If you drive out of downtown Salt Lake City and travel southwest for about 20 minutes past subdivisions and strip malls, you’ll eventually notice a massive open-pit copper mine in the distance, set against the backdrop of Utah’s snow-capped mountains and brilliant blue sky.

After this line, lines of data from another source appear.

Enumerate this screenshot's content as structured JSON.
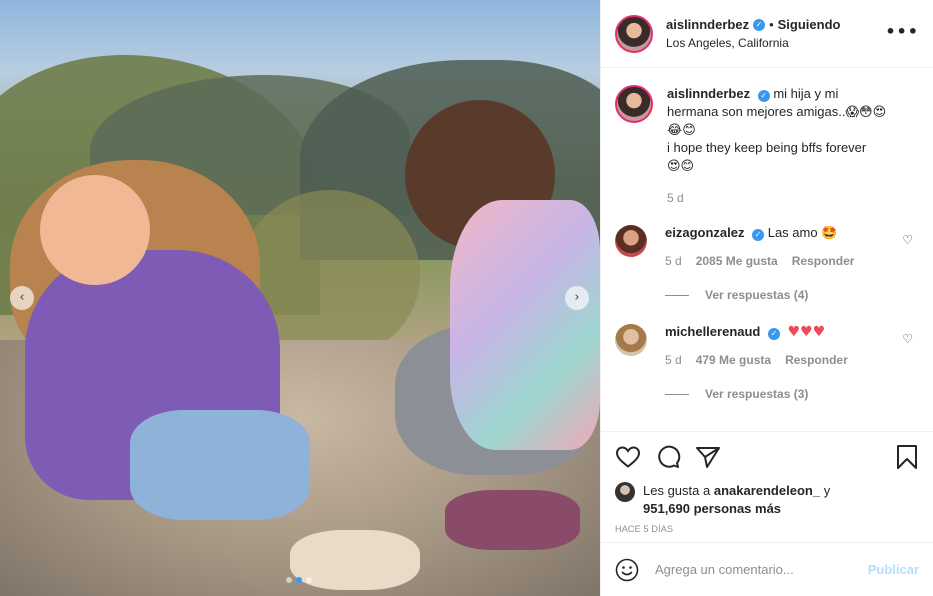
{
  "post": {
    "username": "aislinnderbez",
    "follow_status": "Siguiendo",
    "location": "Los Angeles, California",
    "caption_line1": "mi hija y mi hermana son mejores amigas..😱😳😍😂😊",
    "caption_line2": "i hope they keep being bffs forever",
    "caption_line3": "😍😊",
    "time": "5 d"
  },
  "comments": [
    {
      "username": "eizagonzalez",
      "text": "Las amo 🤩",
      "time": "5 d",
      "likes": "2085 Me gusta",
      "reply": "Responder",
      "view_replies": "Ver respuestas (4)"
    },
    {
      "username": "michellerenaud",
      "text": "♥♥♥",
      "time": "5 d",
      "likes": "479 Me gusta",
      "reply": "Responder",
      "view_replies": "Ver respuestas (3)"
    }
  ],
  "likes": {
    "prefix": "Les gusta a",
    "user": "anakarendeleon_",
    "conj": "y",
    "count": "951,690 personas más"
  },
  "posted_ago": "HACE 5 DÍAS",
  "comment_box": {
    "placeholder": "Agrega un comentario...",
    "publish": "Publicar"
  },
  "icons": {
    "verified": "verified-badge-icon",
    "more": "more-options-icon",
    "like": "heart-outline-icon",
    "comment": "comment-bubble-icon",
    "share": "paper-plane-icon",
    "save": "bookmark-icon",
    "emoji": "smiley-icon"
  },
  "carousel": {
    "slide_count": 3,
    "active_index": 1
  },
  "colors": {
    "verified": "#3897f0",
    "publish_disabled": "#b2dffc",
    "muted": "#8e8e8e",
    "heart_red": "#ed4956"
  }
}
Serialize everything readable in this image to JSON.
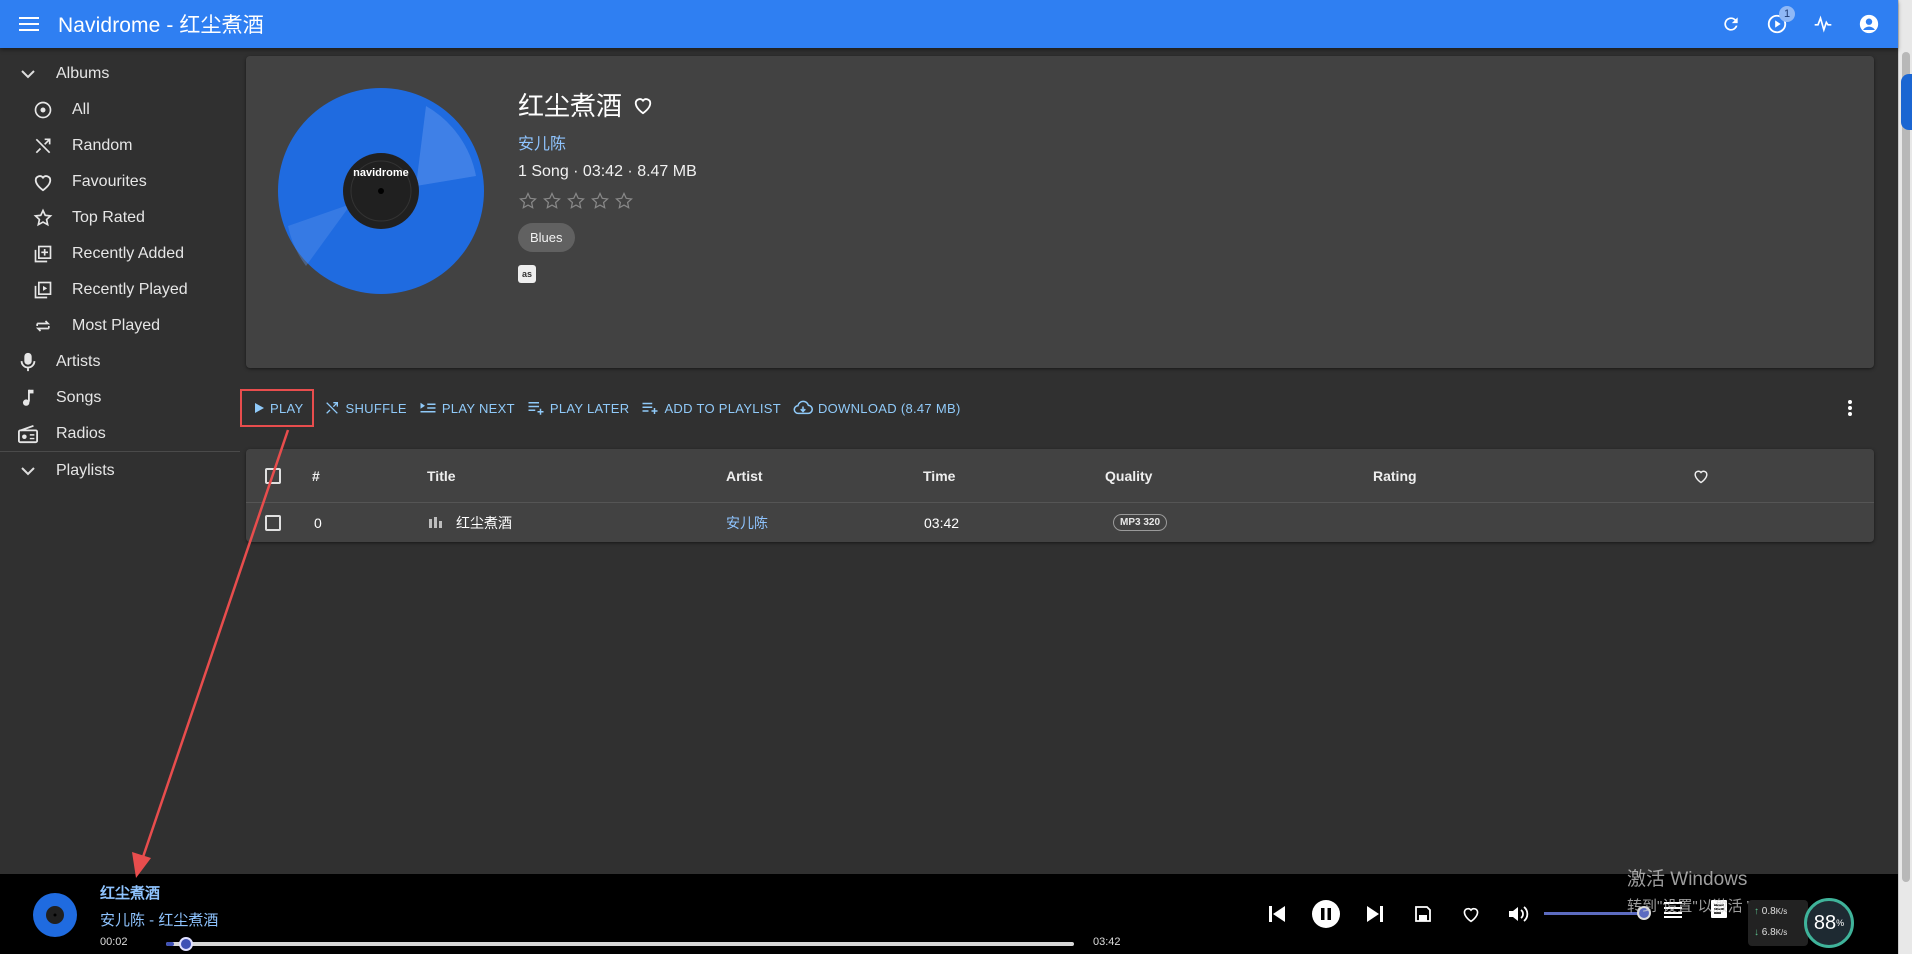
{
  "app": {
    "title": "Navidrome - 红尘煮酒",
    "brand_color": "#2f7ff2",
    "queue_badge": "1"
  },
  "sidebar": {
    "albums_label": "Albums",
    "album_items": [
      {
        "label": "All",
        "icon": "album-icon"
      },
      {
        "label": "Random",
        "icon": "shuffle-icon"
      },
      {
        "label": "Favourites",
        "icon": "heart-icon"
      },
      {
        "label": "Top Rated",
        "icon": "star-icon"
      },
      {
        "label": "Recently Added",
        "icon": "library-add-icon"
      },
      {
        "label": "Recently Played",
        "icon": "video-library-icon"
      },
      {
        "label": "Most Played",
        "icon": "repeat-icon"
      }
    ],
    "artists_label": "Artists",
    "songs_label": "Songs",
    "radios_label": "Radios",
    "playlists_label": "Playlists"
  },
  "album": {
    "title": "红尘煮酒",
    "artist": "安儿陈",
    "meta": "1 Song · 03:42 · 8.47 MB",
    "rating": 0,
    "genre": "Blues",
    "cover_text": "navidrome"
  },
  "actions": {
    "play": "Play",
    "shuffle": "Shuffle",
    "play_next": "Play Next",
    "play_later": "Play Later",
    "add_to_playlist": "Add to Playlist",
    "download": "Download (8.47 MB)"
  },
  "table": {
    "headers": {
      "number": "#",
      "title": "Title",
      "artist": "Artist",
      "time": "Time",
      "quality": "Quality",
      "rating": "Rating"
    },
    "rows": [
      {
        "number": "0",
        "title": "红尘煮酒",
        "artist": "安儿陈",
        "time": "03:42",
        "quality": "MP3 320"
      }
    ]
  },
  "player": {
    "title": "红尘煮酒",
    "subtitle": "安儿陈 - 红尘煮酒",
    "elapsed": "00:02",
    "duration": "03:42",
    "progress_fraction": 0.009,
    "volume_fraction": 0.93
  },
  "overlay": {
    "watermark_line1": "激活 Windows",
    "watermark_line2": "转到\"设置\"以激活 Windows。",
    "net_up": "0.8",
    "net_down": "6.8",
    "net_unit": "K/s",
    "gauge_value": "88",
    "gauge_unit": "%"
  }
}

This particular mine has operated for more than 100 years in the resource-rich state. And for many of those years, the Utah economy propped itself up by exporting copper and gold and relying on agriculture. Now, the land-locked state is trying a seemingly outrageous feat. Utah no longer just wants to be known simply as the home to the 2002 Winter Olympics or the headquarters of the Church of Jesus Christ of Latter-day Saints. It also wants to earn a reputation as a business-friendly state that teaches its local companies–from miners to computer chips makers to cosmetic brands to medical device manufacturers–to sell their products internationally and molds them into exporting powerhouses. “We’re running economic models to figure out which countries can buy what Utah is making,” says Vincent Mikolay, managing director of business outreach and international trade for the governor’s office of economic development.